Wednesday, October 04, 2017

United States v. Sandoval Enrique, 2017 WL 4002006 (September 12, 2017) (NM) (published): The defense tried to convince the panel that using a prior reentry sentence as a benchmark for a new reentry sentence is wrong for numerous reason: First, in rejecting two fast track plea agreements the district court failed to give adequate deference to the legislative policy behind those agreements. Second, it did not adequately consider that the prior sentence was imposed in a district without the fast track program and that the sentence there was excessive in light of the client's personal history. Third, after emphasizing the need for deterrence, the court believed, incorrectly, that legally it could not use supervised release as part of its sentence when the sentencing guidelines prescribed supervision to fulfill exactly that need. Finally, the court improperly inserted itself in the parties’ plea bargaining by disclosing the prison range it felt was appropriate.

Unfortunately, the panel was unmoved. In essence it held that: (a) a district court does not abuse its sentencing discretion when it uses a prior sentence as the starting point for the new offense’s sentence; and (b) a district court may announce a prison term or range it finds acceptable without violating Fed. R. Crim. P. 11(c)(1)’s directive that it not participate in plea discussions, if it does so while giving its reasons for rejecting a binding plea agreement.

On a positive note, the panel rejected the government’s motion to dismiss Sandoval’s appeal as moot.
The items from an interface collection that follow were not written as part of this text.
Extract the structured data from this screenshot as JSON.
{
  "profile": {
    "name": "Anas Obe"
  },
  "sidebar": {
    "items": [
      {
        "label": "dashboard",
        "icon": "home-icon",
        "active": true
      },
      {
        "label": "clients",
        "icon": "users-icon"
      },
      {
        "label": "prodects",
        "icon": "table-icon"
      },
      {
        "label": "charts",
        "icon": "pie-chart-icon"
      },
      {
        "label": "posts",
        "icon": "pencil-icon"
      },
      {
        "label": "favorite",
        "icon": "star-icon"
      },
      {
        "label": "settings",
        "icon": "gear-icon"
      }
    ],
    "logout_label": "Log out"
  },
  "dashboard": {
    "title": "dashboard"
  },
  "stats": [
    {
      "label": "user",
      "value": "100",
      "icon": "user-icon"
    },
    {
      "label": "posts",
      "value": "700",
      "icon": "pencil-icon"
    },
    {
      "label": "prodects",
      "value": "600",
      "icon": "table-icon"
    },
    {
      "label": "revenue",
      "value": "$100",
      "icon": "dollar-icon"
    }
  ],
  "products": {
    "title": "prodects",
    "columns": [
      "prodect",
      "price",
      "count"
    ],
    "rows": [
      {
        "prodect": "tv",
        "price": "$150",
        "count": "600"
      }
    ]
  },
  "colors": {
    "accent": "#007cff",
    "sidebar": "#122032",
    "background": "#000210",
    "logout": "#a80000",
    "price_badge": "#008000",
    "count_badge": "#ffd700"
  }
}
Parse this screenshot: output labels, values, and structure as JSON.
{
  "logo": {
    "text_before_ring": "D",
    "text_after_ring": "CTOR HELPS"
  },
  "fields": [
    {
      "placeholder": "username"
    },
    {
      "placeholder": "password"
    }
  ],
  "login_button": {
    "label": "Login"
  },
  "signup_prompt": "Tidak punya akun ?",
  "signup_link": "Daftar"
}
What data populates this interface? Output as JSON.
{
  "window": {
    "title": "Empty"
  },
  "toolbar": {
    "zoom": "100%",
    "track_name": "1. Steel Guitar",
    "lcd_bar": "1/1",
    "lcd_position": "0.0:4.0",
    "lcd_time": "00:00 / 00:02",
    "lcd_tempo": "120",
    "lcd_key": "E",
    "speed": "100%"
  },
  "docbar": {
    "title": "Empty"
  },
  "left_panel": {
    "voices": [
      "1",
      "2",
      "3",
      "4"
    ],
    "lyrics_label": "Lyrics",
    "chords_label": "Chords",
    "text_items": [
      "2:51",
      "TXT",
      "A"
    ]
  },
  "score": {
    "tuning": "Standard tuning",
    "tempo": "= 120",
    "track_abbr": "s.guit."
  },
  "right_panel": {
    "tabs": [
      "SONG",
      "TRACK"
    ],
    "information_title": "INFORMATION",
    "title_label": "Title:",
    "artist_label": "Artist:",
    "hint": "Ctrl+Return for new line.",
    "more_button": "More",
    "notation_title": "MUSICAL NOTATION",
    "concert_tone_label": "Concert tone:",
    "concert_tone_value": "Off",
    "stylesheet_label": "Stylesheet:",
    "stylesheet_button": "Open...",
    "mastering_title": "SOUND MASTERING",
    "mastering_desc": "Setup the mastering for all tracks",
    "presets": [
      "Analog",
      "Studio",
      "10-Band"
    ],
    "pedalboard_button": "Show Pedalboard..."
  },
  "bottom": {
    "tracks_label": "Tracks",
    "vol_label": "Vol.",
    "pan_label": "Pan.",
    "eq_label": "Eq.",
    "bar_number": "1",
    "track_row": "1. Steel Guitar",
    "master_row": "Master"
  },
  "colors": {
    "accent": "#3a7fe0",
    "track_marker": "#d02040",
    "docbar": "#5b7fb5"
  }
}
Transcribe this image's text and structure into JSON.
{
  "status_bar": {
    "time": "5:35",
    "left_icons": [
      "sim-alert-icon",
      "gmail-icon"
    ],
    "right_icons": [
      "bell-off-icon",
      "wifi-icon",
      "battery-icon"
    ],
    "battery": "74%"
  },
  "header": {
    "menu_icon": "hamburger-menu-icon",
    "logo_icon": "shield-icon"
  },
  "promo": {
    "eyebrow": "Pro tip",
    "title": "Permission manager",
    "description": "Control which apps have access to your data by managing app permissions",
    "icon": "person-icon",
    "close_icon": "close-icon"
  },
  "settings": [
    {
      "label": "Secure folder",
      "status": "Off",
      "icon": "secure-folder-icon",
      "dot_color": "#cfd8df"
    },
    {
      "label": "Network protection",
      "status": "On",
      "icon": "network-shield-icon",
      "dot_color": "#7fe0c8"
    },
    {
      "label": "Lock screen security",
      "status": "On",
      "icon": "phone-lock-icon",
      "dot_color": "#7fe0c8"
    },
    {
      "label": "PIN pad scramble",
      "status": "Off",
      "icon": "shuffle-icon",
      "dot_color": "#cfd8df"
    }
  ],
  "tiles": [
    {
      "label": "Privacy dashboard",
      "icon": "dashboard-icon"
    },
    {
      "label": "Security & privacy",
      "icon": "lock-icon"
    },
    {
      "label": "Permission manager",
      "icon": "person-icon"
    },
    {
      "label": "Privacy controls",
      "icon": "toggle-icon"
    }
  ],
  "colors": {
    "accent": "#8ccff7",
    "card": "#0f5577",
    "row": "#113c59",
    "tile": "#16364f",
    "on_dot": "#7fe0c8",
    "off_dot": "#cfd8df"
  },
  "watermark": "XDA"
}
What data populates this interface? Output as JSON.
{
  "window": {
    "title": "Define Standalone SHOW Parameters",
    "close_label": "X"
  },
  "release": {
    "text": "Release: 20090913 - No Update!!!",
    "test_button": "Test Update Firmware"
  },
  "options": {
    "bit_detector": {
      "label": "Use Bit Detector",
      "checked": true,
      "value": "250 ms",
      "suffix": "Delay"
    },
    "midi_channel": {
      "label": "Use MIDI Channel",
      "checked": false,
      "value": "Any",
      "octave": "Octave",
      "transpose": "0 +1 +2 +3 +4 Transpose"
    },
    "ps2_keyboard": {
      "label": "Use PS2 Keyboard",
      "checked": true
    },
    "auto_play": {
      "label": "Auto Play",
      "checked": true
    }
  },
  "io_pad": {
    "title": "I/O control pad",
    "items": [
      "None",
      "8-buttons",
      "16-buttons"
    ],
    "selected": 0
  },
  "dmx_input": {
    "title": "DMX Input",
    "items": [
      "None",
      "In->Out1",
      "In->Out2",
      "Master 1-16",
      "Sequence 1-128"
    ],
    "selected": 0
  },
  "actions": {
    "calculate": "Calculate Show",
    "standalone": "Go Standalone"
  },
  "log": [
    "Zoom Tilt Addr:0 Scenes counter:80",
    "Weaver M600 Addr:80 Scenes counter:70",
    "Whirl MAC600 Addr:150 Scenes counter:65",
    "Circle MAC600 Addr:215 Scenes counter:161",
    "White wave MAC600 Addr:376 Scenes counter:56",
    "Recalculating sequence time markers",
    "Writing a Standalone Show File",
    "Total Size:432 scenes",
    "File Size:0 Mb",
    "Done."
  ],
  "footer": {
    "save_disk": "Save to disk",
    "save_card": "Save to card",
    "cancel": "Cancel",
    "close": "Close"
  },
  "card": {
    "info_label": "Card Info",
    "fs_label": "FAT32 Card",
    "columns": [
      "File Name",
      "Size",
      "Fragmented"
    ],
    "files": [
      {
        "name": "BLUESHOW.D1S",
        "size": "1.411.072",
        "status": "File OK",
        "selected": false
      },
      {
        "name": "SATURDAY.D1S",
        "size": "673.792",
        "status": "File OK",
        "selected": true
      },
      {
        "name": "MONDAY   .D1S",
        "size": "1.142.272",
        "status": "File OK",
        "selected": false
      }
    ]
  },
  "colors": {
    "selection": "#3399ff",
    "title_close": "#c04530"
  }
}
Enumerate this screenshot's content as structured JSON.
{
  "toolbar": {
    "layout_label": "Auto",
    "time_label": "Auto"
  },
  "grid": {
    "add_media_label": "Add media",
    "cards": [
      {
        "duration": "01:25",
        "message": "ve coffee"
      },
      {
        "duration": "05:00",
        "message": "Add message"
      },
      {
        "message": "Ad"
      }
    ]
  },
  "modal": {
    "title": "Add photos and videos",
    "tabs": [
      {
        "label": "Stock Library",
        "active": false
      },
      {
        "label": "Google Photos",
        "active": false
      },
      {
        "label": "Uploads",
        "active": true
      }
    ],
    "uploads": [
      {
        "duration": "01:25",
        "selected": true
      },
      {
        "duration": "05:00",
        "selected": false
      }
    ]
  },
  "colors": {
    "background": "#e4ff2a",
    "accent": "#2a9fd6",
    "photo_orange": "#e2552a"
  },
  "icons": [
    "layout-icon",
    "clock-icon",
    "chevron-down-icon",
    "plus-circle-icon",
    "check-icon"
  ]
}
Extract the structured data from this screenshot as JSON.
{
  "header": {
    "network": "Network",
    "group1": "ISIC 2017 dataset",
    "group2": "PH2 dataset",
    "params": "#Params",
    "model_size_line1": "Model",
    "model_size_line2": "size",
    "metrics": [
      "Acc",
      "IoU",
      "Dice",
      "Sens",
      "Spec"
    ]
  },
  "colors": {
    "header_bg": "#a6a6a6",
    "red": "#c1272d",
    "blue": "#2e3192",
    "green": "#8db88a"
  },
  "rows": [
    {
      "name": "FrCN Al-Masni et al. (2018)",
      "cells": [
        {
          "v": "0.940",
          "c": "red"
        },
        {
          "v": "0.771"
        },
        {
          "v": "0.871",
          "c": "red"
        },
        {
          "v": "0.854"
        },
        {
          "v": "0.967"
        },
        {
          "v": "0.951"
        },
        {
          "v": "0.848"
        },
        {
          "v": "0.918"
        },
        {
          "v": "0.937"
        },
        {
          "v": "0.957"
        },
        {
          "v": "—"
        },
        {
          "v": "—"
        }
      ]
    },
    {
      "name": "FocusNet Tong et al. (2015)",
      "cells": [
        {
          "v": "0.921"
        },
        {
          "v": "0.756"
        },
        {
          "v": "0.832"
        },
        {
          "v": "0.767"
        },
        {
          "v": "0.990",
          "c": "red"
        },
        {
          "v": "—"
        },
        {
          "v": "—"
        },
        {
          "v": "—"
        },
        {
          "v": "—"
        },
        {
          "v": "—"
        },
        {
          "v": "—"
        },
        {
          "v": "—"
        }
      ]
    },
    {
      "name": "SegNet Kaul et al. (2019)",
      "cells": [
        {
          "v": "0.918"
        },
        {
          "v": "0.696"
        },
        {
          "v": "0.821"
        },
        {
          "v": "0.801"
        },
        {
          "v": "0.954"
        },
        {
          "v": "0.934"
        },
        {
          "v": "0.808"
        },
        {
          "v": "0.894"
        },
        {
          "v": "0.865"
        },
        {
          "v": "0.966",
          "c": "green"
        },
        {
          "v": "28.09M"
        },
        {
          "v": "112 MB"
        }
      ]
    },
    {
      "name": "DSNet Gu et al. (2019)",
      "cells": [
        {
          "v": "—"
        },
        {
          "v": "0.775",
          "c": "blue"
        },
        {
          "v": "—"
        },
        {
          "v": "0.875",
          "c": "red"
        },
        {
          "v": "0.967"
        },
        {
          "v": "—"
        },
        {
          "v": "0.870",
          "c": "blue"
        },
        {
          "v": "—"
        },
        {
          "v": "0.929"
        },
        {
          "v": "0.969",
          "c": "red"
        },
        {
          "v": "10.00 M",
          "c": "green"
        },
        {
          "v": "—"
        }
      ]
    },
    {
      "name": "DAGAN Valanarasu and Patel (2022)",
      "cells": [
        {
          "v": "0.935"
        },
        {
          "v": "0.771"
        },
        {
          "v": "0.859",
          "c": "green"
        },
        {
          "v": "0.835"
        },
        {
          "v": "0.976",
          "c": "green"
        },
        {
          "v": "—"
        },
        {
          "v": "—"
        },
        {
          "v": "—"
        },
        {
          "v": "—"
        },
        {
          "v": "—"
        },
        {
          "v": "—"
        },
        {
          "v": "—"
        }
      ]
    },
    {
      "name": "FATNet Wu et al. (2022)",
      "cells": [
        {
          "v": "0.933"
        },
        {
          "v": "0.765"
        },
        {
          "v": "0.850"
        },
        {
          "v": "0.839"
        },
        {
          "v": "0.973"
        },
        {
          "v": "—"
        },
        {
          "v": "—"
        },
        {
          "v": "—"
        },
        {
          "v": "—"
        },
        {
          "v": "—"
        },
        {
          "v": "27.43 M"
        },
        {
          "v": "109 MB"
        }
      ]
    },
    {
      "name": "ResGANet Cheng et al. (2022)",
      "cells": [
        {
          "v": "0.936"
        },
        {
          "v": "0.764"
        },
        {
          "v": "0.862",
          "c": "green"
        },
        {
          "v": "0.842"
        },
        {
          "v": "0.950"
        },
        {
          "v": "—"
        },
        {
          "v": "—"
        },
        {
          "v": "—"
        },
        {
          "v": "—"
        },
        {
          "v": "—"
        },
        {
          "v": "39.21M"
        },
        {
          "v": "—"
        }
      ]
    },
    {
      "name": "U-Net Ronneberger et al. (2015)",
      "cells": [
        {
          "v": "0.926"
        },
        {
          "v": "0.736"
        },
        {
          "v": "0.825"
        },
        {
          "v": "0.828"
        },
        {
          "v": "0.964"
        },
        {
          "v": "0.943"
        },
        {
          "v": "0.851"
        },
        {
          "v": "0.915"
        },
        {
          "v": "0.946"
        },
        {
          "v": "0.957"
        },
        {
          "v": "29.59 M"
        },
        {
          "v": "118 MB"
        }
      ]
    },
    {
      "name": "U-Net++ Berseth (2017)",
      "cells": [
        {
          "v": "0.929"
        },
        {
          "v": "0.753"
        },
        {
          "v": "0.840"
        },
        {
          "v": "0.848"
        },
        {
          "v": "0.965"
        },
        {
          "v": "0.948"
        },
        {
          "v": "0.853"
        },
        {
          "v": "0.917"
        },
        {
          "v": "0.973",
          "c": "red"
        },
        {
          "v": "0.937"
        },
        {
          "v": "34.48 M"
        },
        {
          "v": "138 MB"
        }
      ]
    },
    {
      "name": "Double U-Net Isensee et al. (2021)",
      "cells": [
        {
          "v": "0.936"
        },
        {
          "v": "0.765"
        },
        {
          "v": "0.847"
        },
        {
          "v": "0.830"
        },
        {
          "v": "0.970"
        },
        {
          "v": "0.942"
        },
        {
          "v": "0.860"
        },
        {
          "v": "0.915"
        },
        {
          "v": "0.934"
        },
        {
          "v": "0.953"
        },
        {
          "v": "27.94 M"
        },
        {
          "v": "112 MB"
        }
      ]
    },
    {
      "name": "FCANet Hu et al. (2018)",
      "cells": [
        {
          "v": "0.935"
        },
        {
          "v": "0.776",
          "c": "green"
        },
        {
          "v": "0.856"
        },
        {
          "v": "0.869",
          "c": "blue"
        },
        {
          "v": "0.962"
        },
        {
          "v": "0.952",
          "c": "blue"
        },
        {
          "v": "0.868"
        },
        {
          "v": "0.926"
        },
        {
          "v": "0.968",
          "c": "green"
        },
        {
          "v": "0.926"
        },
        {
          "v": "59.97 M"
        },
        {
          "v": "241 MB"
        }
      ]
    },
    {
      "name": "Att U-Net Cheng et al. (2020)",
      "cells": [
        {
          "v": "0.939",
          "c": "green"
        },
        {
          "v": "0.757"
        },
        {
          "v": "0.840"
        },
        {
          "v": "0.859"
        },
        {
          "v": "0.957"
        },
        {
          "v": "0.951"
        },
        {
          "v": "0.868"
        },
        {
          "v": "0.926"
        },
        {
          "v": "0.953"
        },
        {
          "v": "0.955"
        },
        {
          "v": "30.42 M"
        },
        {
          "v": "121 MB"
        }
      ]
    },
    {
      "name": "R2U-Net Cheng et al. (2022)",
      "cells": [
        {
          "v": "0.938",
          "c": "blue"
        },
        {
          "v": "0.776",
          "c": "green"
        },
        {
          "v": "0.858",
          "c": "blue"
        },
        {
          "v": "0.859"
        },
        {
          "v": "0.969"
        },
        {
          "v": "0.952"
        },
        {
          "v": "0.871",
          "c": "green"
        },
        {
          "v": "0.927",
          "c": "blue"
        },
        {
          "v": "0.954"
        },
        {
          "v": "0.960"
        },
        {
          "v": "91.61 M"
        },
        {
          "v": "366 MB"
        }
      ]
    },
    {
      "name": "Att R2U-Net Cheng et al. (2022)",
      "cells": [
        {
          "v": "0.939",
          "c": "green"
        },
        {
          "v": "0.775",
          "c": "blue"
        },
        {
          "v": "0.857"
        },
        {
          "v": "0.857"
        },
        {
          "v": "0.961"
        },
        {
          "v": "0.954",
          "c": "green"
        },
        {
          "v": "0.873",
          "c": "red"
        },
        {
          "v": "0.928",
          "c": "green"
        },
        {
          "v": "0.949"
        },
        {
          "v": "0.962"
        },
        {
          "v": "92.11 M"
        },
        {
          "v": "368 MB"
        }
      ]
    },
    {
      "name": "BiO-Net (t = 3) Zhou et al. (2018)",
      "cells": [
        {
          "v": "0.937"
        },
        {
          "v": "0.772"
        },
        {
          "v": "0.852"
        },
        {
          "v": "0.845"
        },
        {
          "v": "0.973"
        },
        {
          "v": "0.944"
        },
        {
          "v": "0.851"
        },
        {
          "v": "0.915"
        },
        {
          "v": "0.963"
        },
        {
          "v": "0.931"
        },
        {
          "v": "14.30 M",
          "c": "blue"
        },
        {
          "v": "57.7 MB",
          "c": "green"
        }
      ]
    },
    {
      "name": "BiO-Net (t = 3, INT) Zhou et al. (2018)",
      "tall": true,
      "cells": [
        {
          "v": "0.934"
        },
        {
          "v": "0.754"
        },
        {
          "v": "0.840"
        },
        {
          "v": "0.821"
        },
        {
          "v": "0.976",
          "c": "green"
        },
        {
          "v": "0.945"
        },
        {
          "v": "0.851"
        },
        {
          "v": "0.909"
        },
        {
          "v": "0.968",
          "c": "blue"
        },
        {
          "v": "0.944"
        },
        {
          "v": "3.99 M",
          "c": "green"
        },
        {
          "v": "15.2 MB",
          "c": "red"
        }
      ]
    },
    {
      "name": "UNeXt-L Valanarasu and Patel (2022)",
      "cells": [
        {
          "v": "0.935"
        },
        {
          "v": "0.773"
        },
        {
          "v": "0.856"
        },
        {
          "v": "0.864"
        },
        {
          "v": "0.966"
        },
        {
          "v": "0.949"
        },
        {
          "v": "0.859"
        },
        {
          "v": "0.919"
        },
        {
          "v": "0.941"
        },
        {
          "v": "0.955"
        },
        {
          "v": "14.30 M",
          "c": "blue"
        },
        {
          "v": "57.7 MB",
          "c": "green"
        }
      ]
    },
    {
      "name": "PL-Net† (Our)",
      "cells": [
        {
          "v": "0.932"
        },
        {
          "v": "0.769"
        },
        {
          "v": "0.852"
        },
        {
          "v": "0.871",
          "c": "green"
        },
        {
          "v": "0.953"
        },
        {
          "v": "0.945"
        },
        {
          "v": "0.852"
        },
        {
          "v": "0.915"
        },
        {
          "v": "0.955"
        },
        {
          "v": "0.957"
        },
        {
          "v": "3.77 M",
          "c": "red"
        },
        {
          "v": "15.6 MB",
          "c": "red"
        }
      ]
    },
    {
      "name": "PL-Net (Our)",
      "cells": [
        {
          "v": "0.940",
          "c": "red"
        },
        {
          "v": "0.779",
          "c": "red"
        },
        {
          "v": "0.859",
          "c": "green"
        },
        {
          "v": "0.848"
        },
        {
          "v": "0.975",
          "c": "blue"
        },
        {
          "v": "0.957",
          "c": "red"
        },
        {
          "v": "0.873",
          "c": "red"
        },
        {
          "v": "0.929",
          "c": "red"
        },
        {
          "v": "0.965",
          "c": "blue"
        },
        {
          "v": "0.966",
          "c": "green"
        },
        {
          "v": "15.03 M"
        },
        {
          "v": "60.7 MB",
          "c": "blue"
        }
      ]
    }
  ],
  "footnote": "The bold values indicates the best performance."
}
After completing his prison term, Sandoval was deported before his opening brief was filed. Because he was challenging his conviction, the panel held his appeal was justiciable.